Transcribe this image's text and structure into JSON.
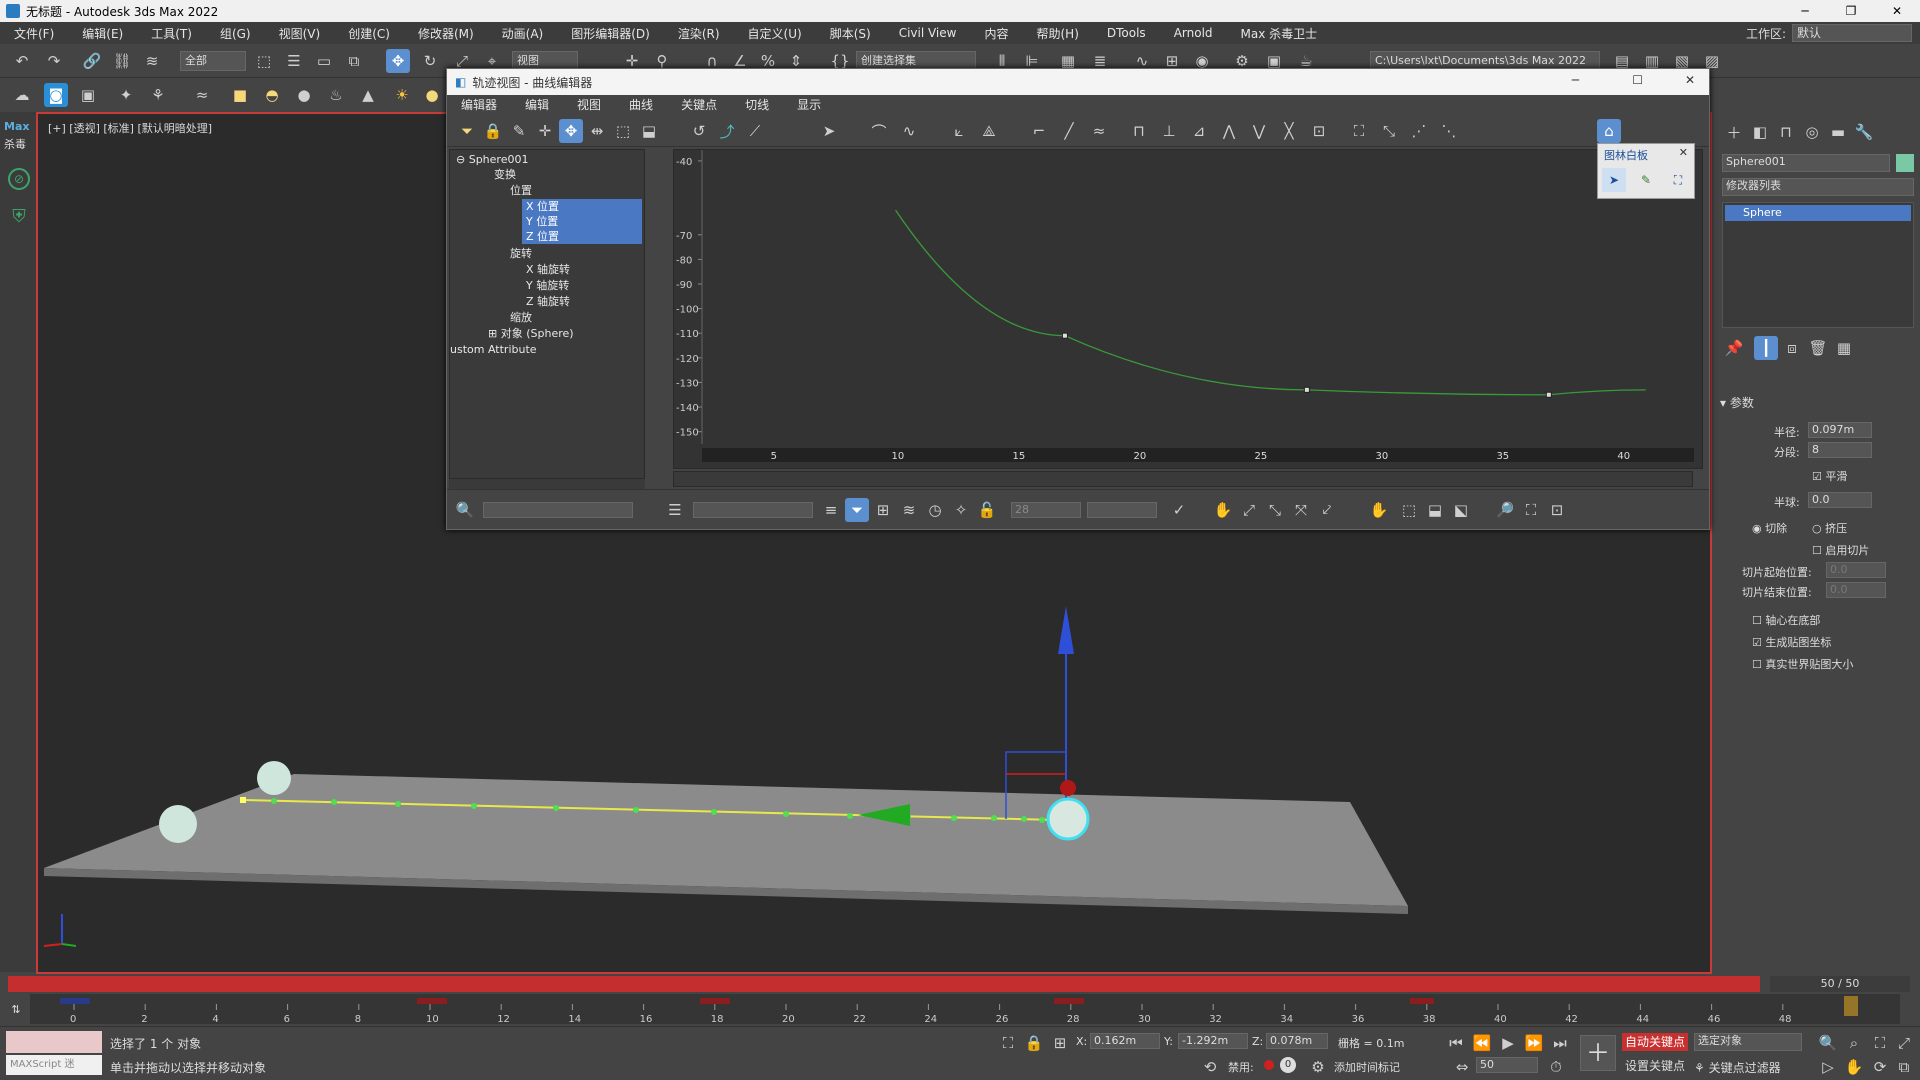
{
  "app": {
    "title": "无标题 - Autodesk 3ds Max 2022",
    "window_controls": [
      "─",
      "❐",
      "✕"
    ]
  },
  "menu": [
    "文件(F)",
    "编辑(E)",
    "工具(T)",
    "组(G)",
    "视图(V)",
    "创建(C)",
    "修改器(M)",
    "动画(A)",
    "图形编辑器(D)",
    "渲染(R)",
    "自定义(U)",
    "脚本(S)",
    "Civil View",
    "内容",
    "帮助(H)",
    "DTools",
    "Arnold",
    "Max 杀毒卫士"
  ],
  "workspace": {
    "label": "工作区:",
    "value": "默认"
  },
  "toolbar": {
    "selection_filter": "全部",
    "ref_coord": "视图",
    "named_selection": "创建选择集",
    "path": "C:\\Users\\lxt\\Documents\\3ds Max 2022"
  },
  "left_strip": {
    "logo_top": "Max",
    "logo_bottom": "杀毒"
  },
  "viewport": {
    "label": "[+] [透视] [标准] [默认明暗处理]",
    "axis_z": "z"
  },
  "trackview": {
    "title": "轨迹视图 - 曲线编辑器",
    "controls": [
      "─",
      "☐",
      "✕"
    ],
    "menu": [
      "编辑器",
      "编辑",
      "视图",
      "曲线",
      "关键点",
      "切线",
      "显示"
    ],
    "tree": {
      "root": "Sphere001",
      "transform": "变换",
      "position": "位置",
      "x_pos": "X 位置",
      "y_pos": "Y 位置",
      "z_pos": "Z 位置",
      "rotation": "旋转",
      "x_rot": "X 轴旋转",
      "y_rot": "Y 轴旋转",
      "z_rot": "Z 轴旋转",
      "scale": "缩放",
      "object": "对象 (Sphere)",
      "custom": "ustom Attribute"
    },
    "frame_field": "28"
  },
  "whiteboard": {
    "title": "图林白板"
  },
  "command_panel": {
    "object_name": "Sphere001",
    "modifier_list": "修改器列表",
    "stack_item": "Sphere",
    "rollout": "参数",
    "params": {
      "radius_label": "半径:",
      "radius_value": "0.097m",
      "segments_label": "分段:",
      "segments_value": "8",
      "smooth_label": "平滑",
      "hemisphere_label": "半球:",
      "hemisphere_value": "0.0",
      "chop_label": "切除",
      "squash_label": "挤压",
      "enable_slice_label": "启用切片",
      "slice_from_label": "切片起始位置:",
      "slice_from_value": "0.0",
      "slice_to_label": "切片结束位置:",
      "slice_to_value": "0.0",
      "base_to_pivot_label": "轴心在底部",
      "gen_map_label": "生成贴图坐标",
      "real_world_label": "真实世界贴图大小"
    }
  },
  "timeslider": {
    "value": "50 / 50"
  },
  "trackbar": {
    "ticks": [
      "0",
      "2",
      "4",
      "6",
      "8",
      "10",
      "12",
      "14",
      "16",
      "18",
      "20",
      "22",
      "24",
      "26",
      "28",
      "30",
      "32",
      "34",
      "36",
      "38",
      "40",
      "42",
      "44",
      "46",
      "48"
    ]
  },
  "status": {
    "selected": "选择了 1 个 对象",
    "hint": "单击并拖动以选择并移动对象",
    "maxscript": "MAXScript 迷",
    "x_label": "X:",
    "x_value": "0.162m",
    "y_label": "Y:",
    "y_value": "-1.292m",
    "z_label": "Z:",
    "z_value": "0.078m",
    "grid": "栅格 = 0.1m",
    "disable": "禁用:",
    "add_time_tag": "添加时间标记",
    "auto_key": "自动关键点",
    "set_key": "设置关键点",
    "selected_obj": "选定对象",
    "key_filters": "关键点过滤器",
    "frame": "50"
  },
  "chart_data": {
    "type": "line",
    "y_ticks": [
      "-40",
      "-70",
      "-80",
      "-90",
      "-100",
      "-110",
      "-120",
      "-130",
      "-140",
      "-150"
    ],
    "x_ticks": [
      "5",
      "10",
      "15",
      "20",
      "25",
      "30",
      "35",
      "40"
    ],
    "series": [
      {
        "x": [
          10,
          17,
          27,
          37,
          41
        ],
        "y": [
          -60,
          -111,
          -133,
          -135,
          -133
        ],
        "color": "#3a9a3a"
      }
    ],
    "keys": [
      {
        "x": 17,
        "y": -111
      },
      {
        "x": 27,
        "y": -133
      },
      {
        "x": 37,
        "y": -135
      }
    ]
  }
}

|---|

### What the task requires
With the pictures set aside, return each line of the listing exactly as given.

### Output of the exercise
Transcribe this image's text and structure into JSON.
{
  "app": {
    "title": "无标题 - Autodesk 3ds Max 2022",
    "window_controls": [
      "─",
      "❐",
      "✕"
    ]
  },
  "menu": [
    "文件(F)",
    "编辑(E)",
    "工具(T)",
    "组(G)",
    "视图(V)",
    "创建(C)",
    "修改器(M)",
    "动画(A)",
    "图形编辑器(D)",
    "渲染(R)",
    "自定义(U)",
    "脚本(S)",
    "Civil View",
    "内容",
    "帮助(H)",
    "DTools",
    "Arnold",
    "Max 杀毒卫士"
  ],
  "workspace": {
    "label": "工作区:",
    "value": "默认"
  },
  "toolbar": {
    "selection_filter": "全部",
    "ref_coord": "视图",
    "named_selection": "创建选择集",
    "path": "C:\\Users\\lxt\\Documents\\3ds Max 2022"
  },
  "left_strip": {
    "logo_top": "Max",
    "logo_bottom": "杀毒"
  },
  "viewport": {
    "label": "[+] [透视] [标准] [默认明暗处理]",
    "axis_z": "z"
  },
  "trackview": {
    "title": "轨迹视图 - 曲线编辑器",
    "controls": [
      "─",
      "☐",
      "✕"
    ],
    "menu": [
      "编辑器",
      "编辑",
      "视图",
      "曲线",
      "关键点",
      "切线",
      "显示"
    ],
    "tree": {
      "root": "Sphere001",
      "transform": "变换",
      "position": "位置",
      "x_pos": "X 位置",
      "y_pos": "Y 位置",
      "z_pos": "Z 位置",
      "rotation": "旋转",
      "x_rot": "X 轴旋转",
      "y_rot": "Y 轴旋转",
      "z_rot": "Z 轴旋转",
      "scale": "缩放",
      "object": "对象 (Sphere)",
      "custom": "ustom Attribute"
    },
    "frame_field": "28"
  },
  "whiteboard": {
    "title": "图林白板"
  },
  "command_panel": {
    "object_name": "Sphere001",
    "modifier_list": "修改器列表",
    "stack_item": "Sphere",
    "rollout": "参数",
    "params": {
      "radius_label": "半径:",
      "radius_value": "0.097m",
      "segments_label": "分段:",
      "segments_value": "8",
      "smooth_label": "平滑",
      "hemisphere_label": "半球:",
      "hemisphere_value": "0.0",
      "chop_label": "切除",
      "squash_label": "挤压",
      "enable_slice_label": "启用切片",
      "slice_from_label": "切片起始位置:",
      "slice_from_value": "0.0",
      "slice_to_label": "切片结束位置:",
      "slice_to_value": "0.0",
      "base_to_pivot_label": "轴心在底部",
      "gen_map_label": "生成贴图坐标",
      "real_world_label": "真实世界贴图大小"
    }
  },
  "timeslider": {
    "value": "50 / 50"
  },
  "trackbar": {
    "ticks": [
      "0",
      "2",
      "4",
      "6",
      "8",
      "10",
      "12",
      "14",
      "16",
      "18",
      "20",
      "22",
      "24",
      "26",
      "28",
      "30",
      "32",
      "34",
      "36",
      "38",
      "40",
      "42",
      "44",
      "46",
      "48"
    ]
  },
  "status": {
    "selected": "选择了 1 个 对象",
    "hint": "单击并拖动以选择并移动对象",
    "maxscript": "MAXScript 迷",
    "x_label": "X:",
    "x_value": "0.162m",
    "y_label": "Y:",
    "y_value": "-1.292m",
    "z_label": "Z:",
    "z_value": "0.078m",
    "grid": "栅格 = 0.1m",
    "disable": "禁用:",
    "add_time_tag": "添加时间标记",
    "auto_key": "自动关键点",
    "set_key": "设置关键点",
    "selected_obj": "选定对象",
    "key_filters": "关键点过滤器",
    "frame": "50"
  },
  "chart_data": {
    "type": "line",
    "y_ticks": [
      "-40",
      "-70",
      "-80",
      "-90",
      "-100",
      "-110",
      "-120",
      "-130",
      "-140",
      "-150"
    ],
    "x_ticks": [
      "5",
      "10",
      "15",
      "20",
      "25",
      "30",
      "35",
      "40"
    ],
    "series": [
      {
        "x": [
          10,
          17,
          27,
          37,
          41
        ],
        "y": [
          -60,
          -111,
          -133,
          -135,
          -133
        ],
        "color": "#3a9a3a"
      }
    ],
    "keys": [
      {
        "x": 17,
        "y": -111
      },
      {
        "x": 27,
        "y": -133
      },
      {
        "x": 37,
        "y": -135
      }
    ]
  }
}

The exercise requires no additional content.